Cape Town - Health Minister Zweli Mkhize has expressed optimism that with the behavioural change among the citizens, the Covid-19 curve will be flattened.
Mkhize together with his counterpart in higher education, science and technology Blade Nzimande were among speakers at a virtual National Covid-19 Conference on Friday aimed at harnessing science, technology and innovation in response to the pandemic.
Mkhize said the government had established a multi-sectoral Ministerial Advisory Committee which focuses on ground mobilisation for behavioural change.
“This seeks to forge collaboration with behavioural scientists, civil society, communities, traditional leaders, traditional healers, religious organisations, labour and all stakeholders who are able to effect change at grassroots level,” said Mkhize.

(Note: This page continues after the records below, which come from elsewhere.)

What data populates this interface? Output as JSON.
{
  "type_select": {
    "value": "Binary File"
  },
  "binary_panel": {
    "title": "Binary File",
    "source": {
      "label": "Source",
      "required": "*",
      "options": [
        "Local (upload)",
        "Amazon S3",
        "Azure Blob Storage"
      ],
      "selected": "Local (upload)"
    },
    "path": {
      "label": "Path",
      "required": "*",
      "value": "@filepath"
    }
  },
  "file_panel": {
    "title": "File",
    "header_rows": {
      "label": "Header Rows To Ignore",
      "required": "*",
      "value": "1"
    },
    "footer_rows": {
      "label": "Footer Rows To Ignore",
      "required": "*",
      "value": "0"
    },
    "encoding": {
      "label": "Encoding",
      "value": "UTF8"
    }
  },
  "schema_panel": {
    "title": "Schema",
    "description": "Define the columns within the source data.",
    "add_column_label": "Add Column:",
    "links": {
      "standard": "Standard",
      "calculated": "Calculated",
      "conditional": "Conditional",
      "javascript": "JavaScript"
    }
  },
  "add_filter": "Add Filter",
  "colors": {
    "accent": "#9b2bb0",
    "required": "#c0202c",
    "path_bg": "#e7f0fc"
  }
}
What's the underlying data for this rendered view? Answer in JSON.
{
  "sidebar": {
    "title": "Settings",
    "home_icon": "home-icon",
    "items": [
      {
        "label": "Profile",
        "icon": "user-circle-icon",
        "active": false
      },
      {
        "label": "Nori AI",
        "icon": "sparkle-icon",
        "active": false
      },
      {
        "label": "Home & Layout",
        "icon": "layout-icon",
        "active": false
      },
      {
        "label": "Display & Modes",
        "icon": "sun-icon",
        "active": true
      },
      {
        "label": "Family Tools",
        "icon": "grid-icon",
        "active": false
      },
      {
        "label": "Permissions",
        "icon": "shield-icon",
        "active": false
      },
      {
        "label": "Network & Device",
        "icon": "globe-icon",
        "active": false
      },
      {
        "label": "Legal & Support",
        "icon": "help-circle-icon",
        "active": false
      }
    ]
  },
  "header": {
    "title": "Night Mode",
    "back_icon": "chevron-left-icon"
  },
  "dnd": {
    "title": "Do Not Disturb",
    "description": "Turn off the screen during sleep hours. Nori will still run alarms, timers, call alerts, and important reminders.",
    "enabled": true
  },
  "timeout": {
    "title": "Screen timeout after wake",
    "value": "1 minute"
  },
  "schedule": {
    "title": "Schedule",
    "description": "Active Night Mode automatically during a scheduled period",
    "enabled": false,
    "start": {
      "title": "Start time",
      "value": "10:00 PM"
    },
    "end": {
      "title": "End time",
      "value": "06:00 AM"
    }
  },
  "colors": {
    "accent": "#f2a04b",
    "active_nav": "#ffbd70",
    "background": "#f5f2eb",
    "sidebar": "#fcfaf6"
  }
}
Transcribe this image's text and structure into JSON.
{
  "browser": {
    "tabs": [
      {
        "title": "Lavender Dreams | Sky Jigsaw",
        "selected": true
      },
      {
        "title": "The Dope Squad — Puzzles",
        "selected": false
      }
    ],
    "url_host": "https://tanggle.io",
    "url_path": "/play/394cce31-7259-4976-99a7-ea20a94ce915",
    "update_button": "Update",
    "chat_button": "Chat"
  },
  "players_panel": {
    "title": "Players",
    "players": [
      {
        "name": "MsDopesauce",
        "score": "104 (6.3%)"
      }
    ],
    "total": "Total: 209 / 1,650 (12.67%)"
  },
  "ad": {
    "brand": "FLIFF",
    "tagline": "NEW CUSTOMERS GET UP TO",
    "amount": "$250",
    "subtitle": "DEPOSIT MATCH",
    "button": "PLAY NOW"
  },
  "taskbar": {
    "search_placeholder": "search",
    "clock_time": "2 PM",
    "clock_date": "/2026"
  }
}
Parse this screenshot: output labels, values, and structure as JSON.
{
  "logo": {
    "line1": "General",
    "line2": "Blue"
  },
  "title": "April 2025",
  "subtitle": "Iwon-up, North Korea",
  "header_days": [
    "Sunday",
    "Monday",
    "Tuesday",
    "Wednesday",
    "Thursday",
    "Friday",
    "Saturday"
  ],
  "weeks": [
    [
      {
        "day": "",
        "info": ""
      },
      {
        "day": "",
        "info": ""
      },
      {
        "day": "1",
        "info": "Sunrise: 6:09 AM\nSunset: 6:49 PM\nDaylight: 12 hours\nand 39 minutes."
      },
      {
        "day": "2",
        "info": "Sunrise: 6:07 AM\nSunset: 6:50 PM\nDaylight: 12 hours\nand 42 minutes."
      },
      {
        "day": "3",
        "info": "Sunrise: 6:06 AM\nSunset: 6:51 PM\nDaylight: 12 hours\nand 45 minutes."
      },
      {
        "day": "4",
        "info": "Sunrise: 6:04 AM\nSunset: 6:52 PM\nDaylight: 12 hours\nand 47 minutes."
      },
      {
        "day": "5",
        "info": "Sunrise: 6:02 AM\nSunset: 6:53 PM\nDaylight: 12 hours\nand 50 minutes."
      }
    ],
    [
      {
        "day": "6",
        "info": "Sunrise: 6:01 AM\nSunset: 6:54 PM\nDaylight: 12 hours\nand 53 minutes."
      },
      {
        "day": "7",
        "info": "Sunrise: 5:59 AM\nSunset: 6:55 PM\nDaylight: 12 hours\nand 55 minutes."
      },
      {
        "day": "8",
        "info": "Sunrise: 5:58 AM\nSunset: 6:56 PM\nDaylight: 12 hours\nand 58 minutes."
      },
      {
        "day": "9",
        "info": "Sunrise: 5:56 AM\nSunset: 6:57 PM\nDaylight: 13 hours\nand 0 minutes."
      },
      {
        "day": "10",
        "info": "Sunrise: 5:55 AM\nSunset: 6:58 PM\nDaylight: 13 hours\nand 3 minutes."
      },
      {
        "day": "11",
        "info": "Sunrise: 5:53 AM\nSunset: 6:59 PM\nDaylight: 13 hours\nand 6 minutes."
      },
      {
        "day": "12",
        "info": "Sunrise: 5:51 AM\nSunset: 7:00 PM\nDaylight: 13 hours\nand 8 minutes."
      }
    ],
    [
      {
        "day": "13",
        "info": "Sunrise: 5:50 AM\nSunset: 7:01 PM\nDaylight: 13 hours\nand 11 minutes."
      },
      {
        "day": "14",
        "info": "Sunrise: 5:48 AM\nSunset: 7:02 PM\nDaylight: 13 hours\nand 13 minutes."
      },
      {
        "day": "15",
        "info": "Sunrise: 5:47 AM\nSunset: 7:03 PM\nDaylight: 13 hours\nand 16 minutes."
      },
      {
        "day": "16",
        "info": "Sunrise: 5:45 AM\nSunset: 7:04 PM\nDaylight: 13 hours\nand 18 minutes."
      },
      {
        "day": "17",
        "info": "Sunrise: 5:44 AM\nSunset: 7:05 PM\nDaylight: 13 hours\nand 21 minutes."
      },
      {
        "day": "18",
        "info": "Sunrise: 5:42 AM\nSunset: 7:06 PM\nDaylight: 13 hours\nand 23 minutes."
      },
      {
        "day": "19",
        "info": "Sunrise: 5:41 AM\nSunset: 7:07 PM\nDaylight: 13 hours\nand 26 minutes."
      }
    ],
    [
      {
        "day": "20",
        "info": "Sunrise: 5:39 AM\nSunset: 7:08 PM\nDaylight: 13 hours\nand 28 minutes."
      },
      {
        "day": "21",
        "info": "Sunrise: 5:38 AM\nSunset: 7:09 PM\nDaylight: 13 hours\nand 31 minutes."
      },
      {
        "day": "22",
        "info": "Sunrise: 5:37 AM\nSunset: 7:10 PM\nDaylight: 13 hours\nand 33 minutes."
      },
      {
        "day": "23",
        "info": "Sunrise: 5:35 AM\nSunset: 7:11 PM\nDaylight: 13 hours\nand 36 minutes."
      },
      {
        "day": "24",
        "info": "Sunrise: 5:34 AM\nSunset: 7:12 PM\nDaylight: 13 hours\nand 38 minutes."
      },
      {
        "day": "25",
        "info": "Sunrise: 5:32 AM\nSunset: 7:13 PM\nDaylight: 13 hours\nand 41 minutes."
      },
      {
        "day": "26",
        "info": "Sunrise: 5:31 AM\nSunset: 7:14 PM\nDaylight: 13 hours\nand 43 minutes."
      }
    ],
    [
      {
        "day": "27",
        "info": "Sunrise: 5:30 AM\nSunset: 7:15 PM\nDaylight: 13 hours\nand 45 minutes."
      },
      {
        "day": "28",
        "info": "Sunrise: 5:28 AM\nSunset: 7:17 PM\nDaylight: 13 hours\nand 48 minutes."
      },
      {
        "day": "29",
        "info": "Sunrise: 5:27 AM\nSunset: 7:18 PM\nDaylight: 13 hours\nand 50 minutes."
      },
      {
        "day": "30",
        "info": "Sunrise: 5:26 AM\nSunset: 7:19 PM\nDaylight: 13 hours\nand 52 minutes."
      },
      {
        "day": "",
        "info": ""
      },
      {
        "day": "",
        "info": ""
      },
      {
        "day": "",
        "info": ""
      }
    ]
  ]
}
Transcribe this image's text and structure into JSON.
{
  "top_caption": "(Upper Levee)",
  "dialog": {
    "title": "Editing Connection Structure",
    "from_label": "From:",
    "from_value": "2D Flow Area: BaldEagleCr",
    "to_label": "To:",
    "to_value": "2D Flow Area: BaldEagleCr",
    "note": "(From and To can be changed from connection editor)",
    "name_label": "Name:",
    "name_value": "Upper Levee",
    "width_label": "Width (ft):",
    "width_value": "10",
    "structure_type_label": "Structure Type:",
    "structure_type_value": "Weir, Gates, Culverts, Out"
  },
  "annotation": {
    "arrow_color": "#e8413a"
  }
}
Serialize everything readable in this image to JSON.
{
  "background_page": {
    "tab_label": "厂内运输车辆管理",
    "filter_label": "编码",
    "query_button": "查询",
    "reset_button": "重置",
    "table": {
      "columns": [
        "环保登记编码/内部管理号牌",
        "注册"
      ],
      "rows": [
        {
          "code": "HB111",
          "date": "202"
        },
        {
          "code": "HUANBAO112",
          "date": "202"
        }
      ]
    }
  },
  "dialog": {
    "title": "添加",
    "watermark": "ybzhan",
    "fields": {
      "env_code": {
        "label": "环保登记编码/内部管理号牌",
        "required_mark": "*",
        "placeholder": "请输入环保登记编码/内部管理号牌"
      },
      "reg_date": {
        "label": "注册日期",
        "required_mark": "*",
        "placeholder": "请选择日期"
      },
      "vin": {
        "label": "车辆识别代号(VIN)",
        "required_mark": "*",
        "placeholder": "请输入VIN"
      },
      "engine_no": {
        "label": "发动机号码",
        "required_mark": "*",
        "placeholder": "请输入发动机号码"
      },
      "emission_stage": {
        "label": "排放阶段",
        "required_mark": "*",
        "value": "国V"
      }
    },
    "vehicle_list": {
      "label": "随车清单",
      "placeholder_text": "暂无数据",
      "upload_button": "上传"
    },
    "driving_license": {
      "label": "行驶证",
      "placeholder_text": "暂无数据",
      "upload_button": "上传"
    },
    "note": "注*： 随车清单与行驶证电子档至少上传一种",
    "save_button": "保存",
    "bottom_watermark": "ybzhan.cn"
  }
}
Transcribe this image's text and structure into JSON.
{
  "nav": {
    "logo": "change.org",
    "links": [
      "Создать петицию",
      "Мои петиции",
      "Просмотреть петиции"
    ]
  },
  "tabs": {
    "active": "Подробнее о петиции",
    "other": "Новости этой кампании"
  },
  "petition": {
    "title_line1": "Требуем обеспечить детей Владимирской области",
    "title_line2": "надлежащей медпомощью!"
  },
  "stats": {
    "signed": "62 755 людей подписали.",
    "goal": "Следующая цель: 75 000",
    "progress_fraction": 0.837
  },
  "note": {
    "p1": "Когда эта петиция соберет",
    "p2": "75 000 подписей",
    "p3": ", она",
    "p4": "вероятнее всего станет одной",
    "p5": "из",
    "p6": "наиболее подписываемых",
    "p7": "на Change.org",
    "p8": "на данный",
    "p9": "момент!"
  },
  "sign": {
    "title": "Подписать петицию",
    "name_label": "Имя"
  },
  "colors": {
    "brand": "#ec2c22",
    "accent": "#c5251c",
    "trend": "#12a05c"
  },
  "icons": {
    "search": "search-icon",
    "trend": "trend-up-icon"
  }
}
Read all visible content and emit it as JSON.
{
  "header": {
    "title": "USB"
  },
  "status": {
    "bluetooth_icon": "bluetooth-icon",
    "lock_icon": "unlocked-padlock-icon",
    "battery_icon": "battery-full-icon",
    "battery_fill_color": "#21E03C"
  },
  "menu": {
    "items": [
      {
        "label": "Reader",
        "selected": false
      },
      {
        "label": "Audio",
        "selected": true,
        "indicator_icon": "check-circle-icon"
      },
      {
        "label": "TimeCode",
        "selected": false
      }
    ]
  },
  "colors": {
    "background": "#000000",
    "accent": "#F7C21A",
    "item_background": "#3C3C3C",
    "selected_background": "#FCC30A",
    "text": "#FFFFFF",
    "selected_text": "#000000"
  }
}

Other participants were trade, industry and competition Minister Ebrahim Patel, World Health Organisation director-general Dr Tedros Adhanom Ghebreyesus, African Union Commissioner for human resources, science and technology Professor Sarah Anyang Agbor.
Mkhize said the country was continuing to experience challenges when it comes to the number of beds required for virus patients, but said the department was determined to overcome this challenge.
He said contact tracing for quarantine and isolation purposes remains key to breaking the cycle of community transmission.
“We have now augmented our track and tracing functions to be supported by a digital system called COVIDConnect where users can interact with the healthcare system on a digital platform for case identification, tracking and tracing and referral to quarantine, isolation or hospitalisation,” he said.
He said there was still a strain on Personal Protective Equipment (PPE) availability due to high demand.
“Sometimes poor quality, corruption, price gouging and maldistribution now requires our urgent attention and innovative stock surveillance solutions. This requires immediate resolution to protect our health workers as they are the backbone of our health services and also to avert labour disputes,” Mkhize said.
He said the government still had to move faster in employing more healthcare workers.
“Additional ventilators and oxygen supply is pivotal and the National Ventilator Programme is an important development in this regard,” he said.
He said although a total of 2 918 049 tests have been conducted, there was still more to be done to increase testing capability in order to identify low and high transmission areas.
“Our shift to a targeted testing strategy was necessary to optimize the use of available resources in the midst of a surge. Antibody testing can still play a role in assessing community impact,” he said.